“Sonic the Hedgehog” was initially scheduled to premiere in China on Feb. 28, two weeks after its Feb. 14 U.S. debut. The film grossed $146 million Stateside. Its most successful overseas territory to date has been the U.K., where it grossed $24 million, followed by France, where it grossed $17 million.
The film will number among the half dozen or so other American titles that are being deployed to help catalyze audience interest in returning to cinemas, most of which are family-friendly, such as “Coco” and Will Smith-starring “The Pursuit of Happyness.”
Disney’s “Zootopia” has also been scheduled to screen again from this Friday (July 24). The film grossed $236 million in China in 2016 and is the country’s 32nd highest-earning film of all time.
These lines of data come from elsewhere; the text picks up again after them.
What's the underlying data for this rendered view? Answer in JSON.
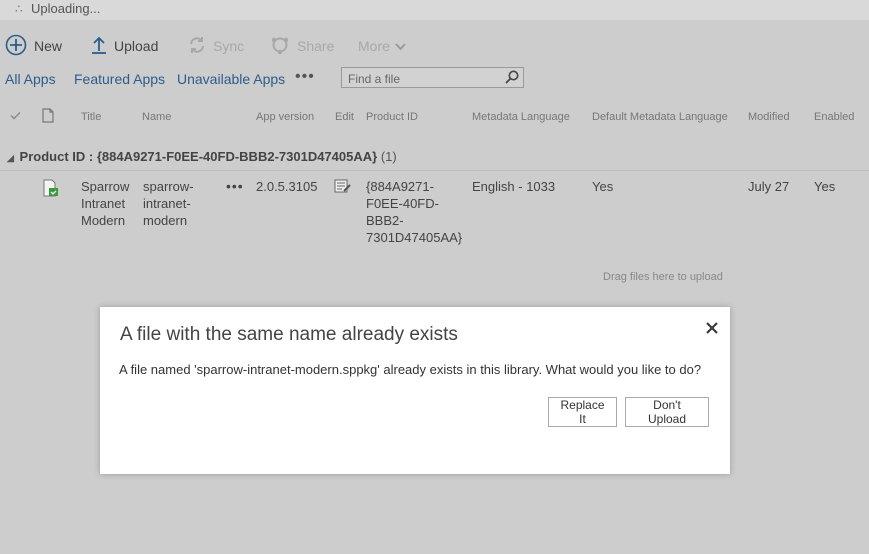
{
  "status": {
    "text": "Uploading...",
    "spinner": "∴"
  },
  "toolbar": {
    "new": "New",
    "upload": "Upload",
    "sync": "Sync",
    "share": "Share",
    "more": "More"
  },
  "views": {
    "tabs": [
      "All Apps",
      "Featured Apps",
      "Unavailable Apps"
    ],
    "more": "•••"
  },
  "search": {
    "placeholder": "Find a file"
  },
  "columns": {
    "title": "Title",
    "name": "Name",
    "app_version": "App version",
    "edit": "Edit",
    "product_id": "Product ID",
    "metadata_language": "Metadata Language",
    "default_metadata_language": "Default Metadata Language",
    "modified": "Modified",
    "enabled": "Enabled"
  },
  "group": {
    "label": "Product ID : {884A9271-F0EE-40FD-BBB2-7301D47405AA}",
    "count": "(1)"
  },
  "row": {
    "title": [
      "Sparrow",
      "Intranet",
      "Modern"
    ],
    "name": [
      "sparrow-",
      "intranet-",
      "modern"
    ],
    "dots": "•••",
    "app_version": "2.0.5.3105",
    "product_id": [
      "{884A9271-",
      "F0EE-40FD-",
      "BBB2-",
      "7301D47405AA}"
    ],
    "metadata_language": "English - 1033",
    "default_metadata_language": "Yes",
    "modified": "July 27",
    "enabled": "Yes"
  },
  "drag_hint": "Drag files here to upload",
  "dialog": {
    "title": "A file with the same name already exists",
    "message": "A file named 'sparrow-intranet-modern.sppkg' already exists in this library. What would you like to do?",
    "replace_label": "Replace It",
    "dont_upload_label": "Don't Upload"
  },
  "colors": {
    "accent": "#2b5d8c",
    "overlay": "#cdcdcd",
    "dialog_bg": "#ffffff"
  }
}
So far, the Tom Hanks-starring “A Beautiful Day in the Neighborhood,” backed by Tencent Pictures, and a 3D, 4K version of “Harry Potter and the Sorcerer’s Stone” have confirmed upcoming China releases but not yet set official dates. The former announced it had been approved for China back in early January, while the latter was was ready to roll back in March.
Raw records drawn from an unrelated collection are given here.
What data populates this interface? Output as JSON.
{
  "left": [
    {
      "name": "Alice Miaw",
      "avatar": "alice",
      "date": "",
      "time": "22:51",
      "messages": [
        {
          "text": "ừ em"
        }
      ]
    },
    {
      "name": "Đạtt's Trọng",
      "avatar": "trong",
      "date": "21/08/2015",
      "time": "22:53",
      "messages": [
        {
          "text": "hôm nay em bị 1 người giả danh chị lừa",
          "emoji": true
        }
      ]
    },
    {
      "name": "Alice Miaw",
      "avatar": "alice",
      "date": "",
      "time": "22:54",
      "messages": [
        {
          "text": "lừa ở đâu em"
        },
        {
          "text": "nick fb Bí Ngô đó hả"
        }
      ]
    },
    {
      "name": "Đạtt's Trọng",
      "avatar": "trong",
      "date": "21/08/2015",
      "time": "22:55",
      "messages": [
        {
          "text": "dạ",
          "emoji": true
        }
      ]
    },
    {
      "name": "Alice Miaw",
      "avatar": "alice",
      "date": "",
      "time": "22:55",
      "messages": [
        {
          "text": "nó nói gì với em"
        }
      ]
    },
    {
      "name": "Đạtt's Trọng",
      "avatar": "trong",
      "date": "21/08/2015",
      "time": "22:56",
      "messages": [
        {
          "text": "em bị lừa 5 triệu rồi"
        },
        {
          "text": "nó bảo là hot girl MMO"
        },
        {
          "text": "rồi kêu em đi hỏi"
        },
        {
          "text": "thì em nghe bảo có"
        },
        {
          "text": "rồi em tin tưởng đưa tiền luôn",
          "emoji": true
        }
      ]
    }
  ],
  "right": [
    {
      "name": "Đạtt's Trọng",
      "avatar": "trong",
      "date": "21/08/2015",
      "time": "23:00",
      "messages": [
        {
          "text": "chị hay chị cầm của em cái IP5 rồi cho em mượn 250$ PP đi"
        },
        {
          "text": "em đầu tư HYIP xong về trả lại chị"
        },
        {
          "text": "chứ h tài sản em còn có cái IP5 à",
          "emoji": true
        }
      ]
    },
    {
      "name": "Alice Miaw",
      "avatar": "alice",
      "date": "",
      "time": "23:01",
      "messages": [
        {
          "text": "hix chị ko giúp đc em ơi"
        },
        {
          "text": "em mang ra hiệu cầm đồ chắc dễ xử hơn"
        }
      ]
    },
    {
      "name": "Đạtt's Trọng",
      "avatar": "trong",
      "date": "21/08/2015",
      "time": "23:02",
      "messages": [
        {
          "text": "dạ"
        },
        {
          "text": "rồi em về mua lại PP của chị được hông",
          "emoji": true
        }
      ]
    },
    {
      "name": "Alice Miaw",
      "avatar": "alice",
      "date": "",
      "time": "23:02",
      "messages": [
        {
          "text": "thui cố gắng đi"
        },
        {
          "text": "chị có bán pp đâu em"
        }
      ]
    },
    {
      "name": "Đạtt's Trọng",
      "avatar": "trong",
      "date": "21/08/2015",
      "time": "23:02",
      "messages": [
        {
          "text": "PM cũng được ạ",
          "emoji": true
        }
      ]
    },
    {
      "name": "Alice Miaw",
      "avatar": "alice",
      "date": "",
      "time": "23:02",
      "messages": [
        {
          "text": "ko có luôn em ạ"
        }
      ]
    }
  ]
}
China’s theaters have been shut since late January — closures that have meant financial ruin for many exhibitors. Cinemas in low coronavirus-risk regions were allowed to resume operations on Monday, but it remains to be seen how quickly ticket sales will rebound. A number of previously scheduled but canceled major Chinese blockbusters are holding off on announcing premieres until the market is more robust.
For the first opening weekend in nearly half a year, “Zootopia” will go up against the China premieres of “Dolittle” and “Bloodshot,” as well as re-releases of the Dennis Quaid-starring “A Dog’s Journey,” Lebanese Cannes title “Capernaum,” and a local animation about animal cops that very clearly rode the “Zootopia” popularity wave, iQiyi’s “Spycies.”
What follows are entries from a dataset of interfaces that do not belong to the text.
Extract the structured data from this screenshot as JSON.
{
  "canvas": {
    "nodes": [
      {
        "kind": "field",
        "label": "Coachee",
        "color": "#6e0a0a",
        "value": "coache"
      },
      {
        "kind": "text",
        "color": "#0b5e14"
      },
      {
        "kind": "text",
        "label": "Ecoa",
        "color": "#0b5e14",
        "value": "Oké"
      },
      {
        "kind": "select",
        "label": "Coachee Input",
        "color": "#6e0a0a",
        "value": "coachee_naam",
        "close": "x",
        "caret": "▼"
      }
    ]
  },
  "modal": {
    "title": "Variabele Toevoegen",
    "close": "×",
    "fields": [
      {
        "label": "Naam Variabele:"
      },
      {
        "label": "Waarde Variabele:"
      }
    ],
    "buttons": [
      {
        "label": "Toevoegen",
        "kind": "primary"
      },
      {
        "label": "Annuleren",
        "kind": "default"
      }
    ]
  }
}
The first new Chinese blockbuster to set a release date is the Beijing Culture-backed propaganda film “Me and My Hometown,” executive produced by Zhang Yimou. A portmanteau film with shorts from some of the country’s most popular directors in the vein of last year’s “My People, My Country,” it will release on Oct. 1 in time for the country’s National Day holiday.
Offering new content will be key to getting viewers back in cinemas. So far, only one new title has debuted — the Xinjiang-set arthouse title “A First Farewell” — and it has far overtaken other offerings at the currently minuscule box office as of day one of reopenings.